Fraud and Nonsense
“What is devotion? What is Upadesha?” Shambhavi unpacks some teachings from Swami Lakshmanjoo. A podcast from Satsang with Shambhavi
First Words From Podcast
There was a 20th century teacher named Swami Lakshmanjoo. He was a practitioner of Kashmir Shaivism, a teacher, a guru, and also very accomplished. Scholars came from all over the world for his advice on the meaning of texts, and many of them studied with him for a long time. This teaching of Swami Lakshmanjoo’s is from his commentary on a section of the Bhagavad Gita. It’s really an interesting moment because he’s kind of being tongue in cheek. He’s enjoying being a bit of a rascal. He’s giving his students these very absolute teachings that cut through all fixation and all attachment, but at the same time he’s admitting that even he is attached to these things that he’s cutting through.
So the name of his talk is “What is real devotion? What is real bhakti? What is real Upadesha?” Upadesha is a word he’s using to mean initiation.

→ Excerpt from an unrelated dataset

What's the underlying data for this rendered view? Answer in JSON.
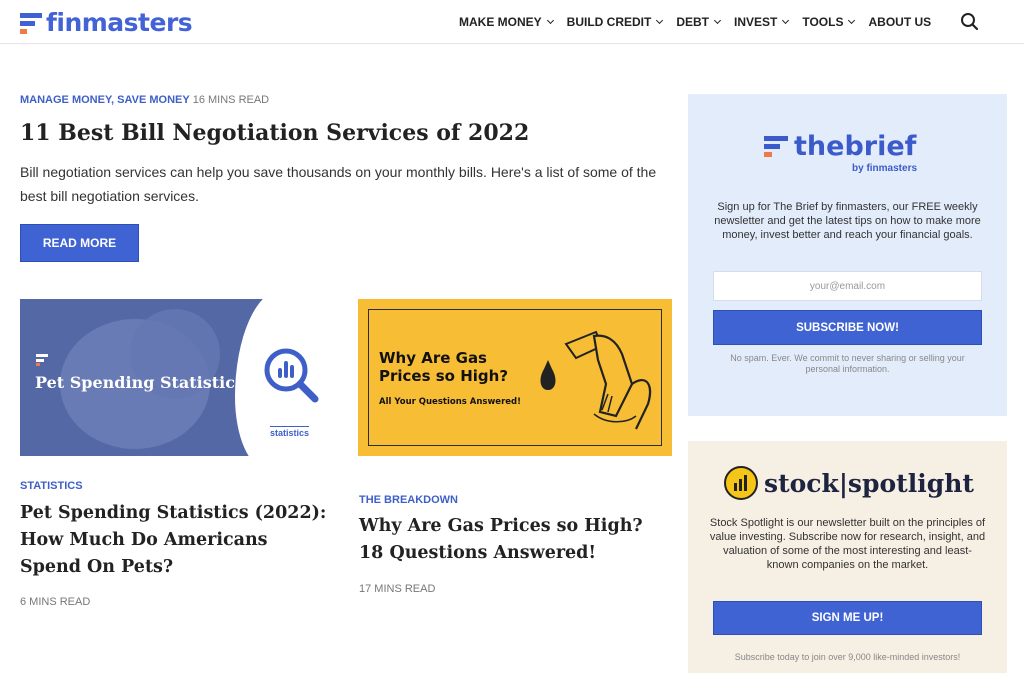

We say diksha to refer to the formal process of being initiated. Upadesha means a direct transmission. Upadesha teachings are when the teacher teaches from her or his own experience. It’s when teachers are able to convey the actual fruit of their experience in a more subtle way so that students get some hit about that. Upadesha could also mean any situation of direct transmission. An Upadesha text would be a text where a teacher was transmitting things that they had realized, teachings not given to them by somebody else.
Upadesha in the sense that Swami Lakshmanjoo is using it means initiation because the moment of initiation is a moment of direct transmission. It’s a moment when there’s a possibility to have some deeper experience of your own essence nature, if you’re open to that. Not everybody is, but there’s that possibility there.